Andrea Gaynor is Professor of History at The University of Western Australia, situated on the shores of the beautiful Swan River estuary in sunny Perth. She is primarily an environmental historian, and her research pursues various questions relating to the historical relationships between people and places in diverse Australian contexts. Her specific expertise encompasses the history of food production in Australian cities, Western Australian environmental history, agricultural history, animals in history, and the history of fish and fishing. She also enjoys teaching a first-year unit in global environmental history. Her research interests include Australia, conservation reserves, modernity, and posthumanism. Currently she is working with researchers from La Trobe University on an environmental history of the southern Mallee lands of Australia, undertaking research on the water history of Perth for the CRC for Water Sensitive Cities, and contemplating a new project on nature and modernity in Australia.
RCC Research Project: Australia’s Southern Mallee Lands and the Control of Nature
- "How to Eat a Wilderness: The Past and Future of the Wheatbelt." Griffith Review 47 (2015): 169–80.
- "Environmental Transformations." In The Cambridge History of Australia, edited by Alison Bashford and Stuart Macintyre. Cambridge: Cambridge University Press, 2013. 1: 269–93.
- "State, Scientists and Citizens: Conserving Lake Magenta and Dragon Rocks, Western Australia." Historical Records of Australian Science 25, no. 2 (2014): 202–16.
- "Antipodean Eco-Nazis? The Organic Gardening and Farming Movement and Far-Right Ecology in Postwar Australia." Australian Historical Studies 43, no. 2 (2012): 253–69.

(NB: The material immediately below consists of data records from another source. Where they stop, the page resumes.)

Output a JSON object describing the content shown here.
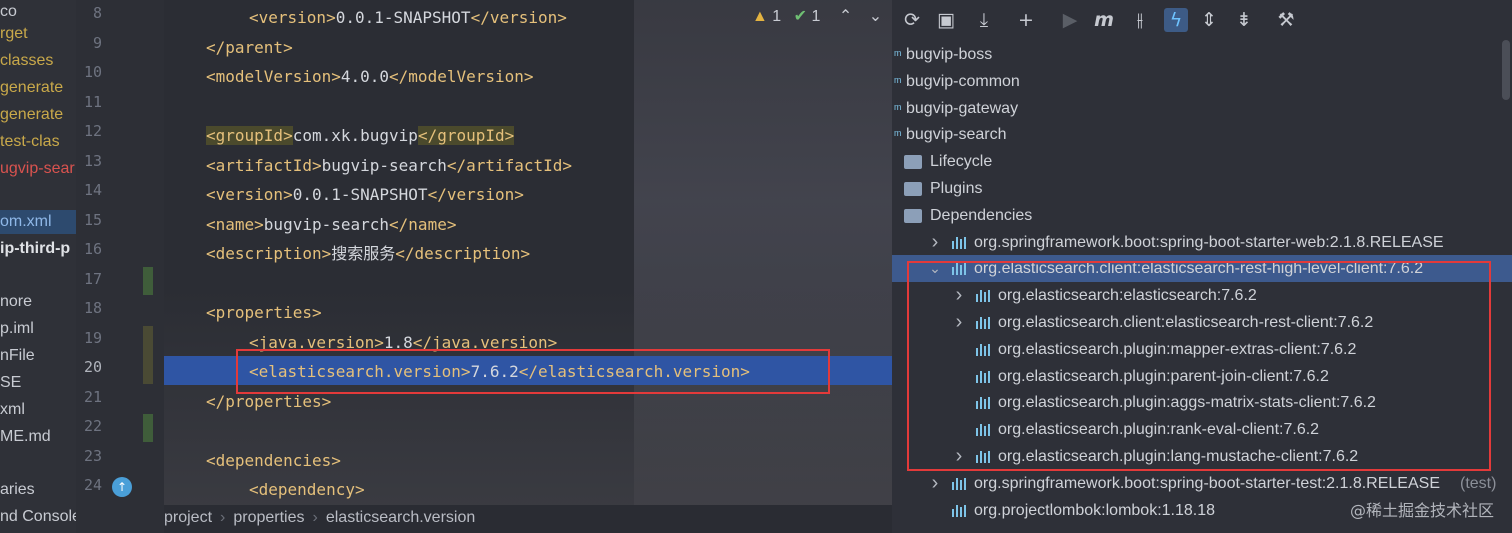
{
  "project_tree": {
    "items": [
      {
        "label": "co",
        "color": "#c8cbd2"
      },
      {
        "label": "rget",
        "color": "#c9a94a"
      },
      {
        "label": "classes",
        "color": "#c9a94a"
      },
      {
        "label": "generate",
        "color": "#c9a94a"
      },
      {
        "label": "generate",
        "color": "#c9a94a"
      },
      {
        "label": "test-clas",
        "color": "#c9a94a"
      },
      {
        "label": "ugvip-sear",
        "color": "#d9534f"
      },
      {
        "label": "om.xml",
        "color": "#8fb8e8",
        "selected": true
      },
      {
        "label": "ip-third-p",
        "color": "#e0e2e6",
        "bold": true
      },
      {
        "label": "nore",
        "color": "#c8cbd2"
      },
      {
        "label": "p.iml",
        "color": "#c8cbd2"
      },
      {
        "label": "nFile",
        "color": "#c8cbd2"
      },
      {
        "label": "SE",
        "color": "#c8cbd2"
      },
      {
        "label": "xml",
        "color": "#c8cbd2"
      },
      {
        "label": "ME.md",
        "color": "#c8cbd2"
      },
      {
        "label": "aries",
        "color": "#c8cbd2"
      },
      {
        "label": "nd Console",
        "color": "#c8cbd2"
      }
    ]
  },
  "editor": {
    "line_numbers": [
      "8",
      "9",
      "10",
      "11",
      "12",
      "13",
      "14",
      "15",
      "16",
      "17",
      "18",
      "19",
      "20",
      "21",
      "22",
      "23",
      "24"
    ],
    "lines": [
      {
        "indent": "    ",
        "open": "<version>",
        "text": "0.0.1-SNAPSHOT",
        "close": "</version>"
      },
      {
        "indent": "",
        "open": "</parent>",
        "text": "",
        "close": ""
      },
      {
        "indent": "",
        "open": "<modelVersion>",
        "text": "4.0.0",
        "close": "</modelVersion>"
      },
      {
        "indent": "",
        "open": "",
        "text": "",
        "close": ""
      },
      {
        "indent": "",
        "open": "<groupId>",
        "text": "com.xk.bugvip",
        "close": "</groupId>",
        "highlight": true
      },
      {
        "indent": "",
        "open": "<artifactId>",
        "text": "bugvip-search",
        "close": "</artifactId>"
      },
      {
        "indent": "",
        "open": "<version>",
        "text": "0.0.1-SNAPSHOT",
        "close": "</version>"
      },
      {
        "indent": "",
        "open": "<name>",
        "text": "bugvip-search",
        "close": "</name>"
      },
      {
        "indent": "",
        "open": "<description>",
        "text": "搜索服务",
        "close": "</description>"
      },
      {
        "indent": "",
        "open": "",
        "text": "",
        "close": ""
      },
      {
        "indent": "",
        "open": "<properties>",
        "text": "",
        "close": ""
      },
      {
        "indent": "    ",
        "open": "<java.version>",
        "text": "1.8",
        "close": "</java.version>"
      },
      {
        "indent": "    ",
        "open": "<elasticsearch.version>",
        "text": "7.6.2",
        "close": "</elasticsearch.version>",
        "current": true
      },
      {
        "indent": "",
        "open": "</properties>",
        "text": "",
        "close": ""
      },
      {
        "indent": "",
        "open": "",
        "text": "",
        "close": ""
      },
      {
        "indent": "",
        "open": "<dependencies>",
        "text": "",
        "close": ""
      },
      {
        "indent": "    ",
        "open": "<dependency>",
        "text": "",
        "close": ""
      }
    ],
    "inspections": {
      "warnings": "1",
      "ok": "1"
    }
  },
  "breadcrumb": {
    "items": [
      "project",
      "properties",
      "elasticsearch.version"
    ]
  },
  "maven": {
    "toolbar_icons": [
      "reload-icon",
      "add-folder-icon",
      "download-icon",
      "plus-icon",
      "run-icon",
      "maven-icon",
      "skip-tests-icon",
      "offline-icon",
      "expand-icon",
      "collapse-icon",
      "settings-wrench-icon"
    ],
    "rows": [
      {
        "level": 0,
        "type": "module",
        "label": "bugvip-boss"
      },
      {
        "level": 0,
        "type": "module",
        "label": "bugvip-common"
      },
      {
        "level": 0,
        "type": "module",
        "label": "bugvip-gateway"
      },
      {
        "level": 0,
        "type": "module",
        "label": "bugvip-search"
      },
      {
        "level": 1,
        "type": "folder",
        "label": "Lifecycle"
      },
      {
        "level": 1,
        "type": "folder",
        "label": "Plugins"
      },
      {
        "level": 1,
        "type": "folder",
        "label": "Dependencies"
      },
      {
        "level": 2,
        "type": "dep",
        "chevron": "right",
        "label": "org.springframework.boot:spring-boot-starter-web:2.1.8.RELEASE"
      },
      {
        "level": 2,
        "type": "dep",
        "chevron": "down",
        "label": "org.elasticsearch.client:elasticsearch-rest-high-level-client:7.6.2",
        "selected": true
      },
      {
        "level": 3,
        "type": "dep",
        "chevron": "right",
        "label": "org.elasticsearch:elasticsearch:7.6.2"
      },
      {
        "level": 3,
        "type": "dep",
        "chevron": "right",
        "label": "org.elasticsearch.client:elasticsearch-rest-client:7.6.2"
      },
      {
        "level": 3,
        "type": "dep",
        "chevron": "",
        "label": "org.elasticsearch.plugin:mapper-extras-client:7.6.2"
      },
      {
        "level": 3,
        "type": "dep",
        "chevron": "",
        "label": "org.elasticsearch.plugin:parent-join-client:7.6.2"
      },
      {
        "level": 3,
        "type": "dep",
        "chevron": "",
        "label": "org.elasticsearch.plugin:aggs-matrix-stats-client:7.6.2"
      },
      {
        "level": 3,
        "type": "dep",
        "chevron": "",
        "label": "org.elasticsearch.plugin:rank-eval-client:7.6.2"
      },
      {
        "level": 3,
        "type": "dep",
        "chevron": "right",
        "label": "org.elasticsearch.plugin:lang-mustache-client:7.6.2"
      },
      {
        "level": 2,
        "type": "dep",
        "chevron": "right",
        "label": "org.springframework.boot:spring-boot-starter-test:2.1.8.RELEASE",
        "suffix": "(test)"
      },
      {
        "level": 2,
        "type": "dep",
        "chevron": "",
        "label": "org.projectlombok:lombok:1.18.18"
      }
    ],
    "watermark": "@稀土掘金技术社区"
  },
  "colors": {
    "tag": "#e5c07b",
    "selection": "#2f55a4",
    "red_box": "#e33a3a",
    "maven_selection": "#3d5a8e"
  }
}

- Harvest of the Suburbs: an Environmental History of Growing Food in Australian Cities. Crawley: UWA Press, 2006.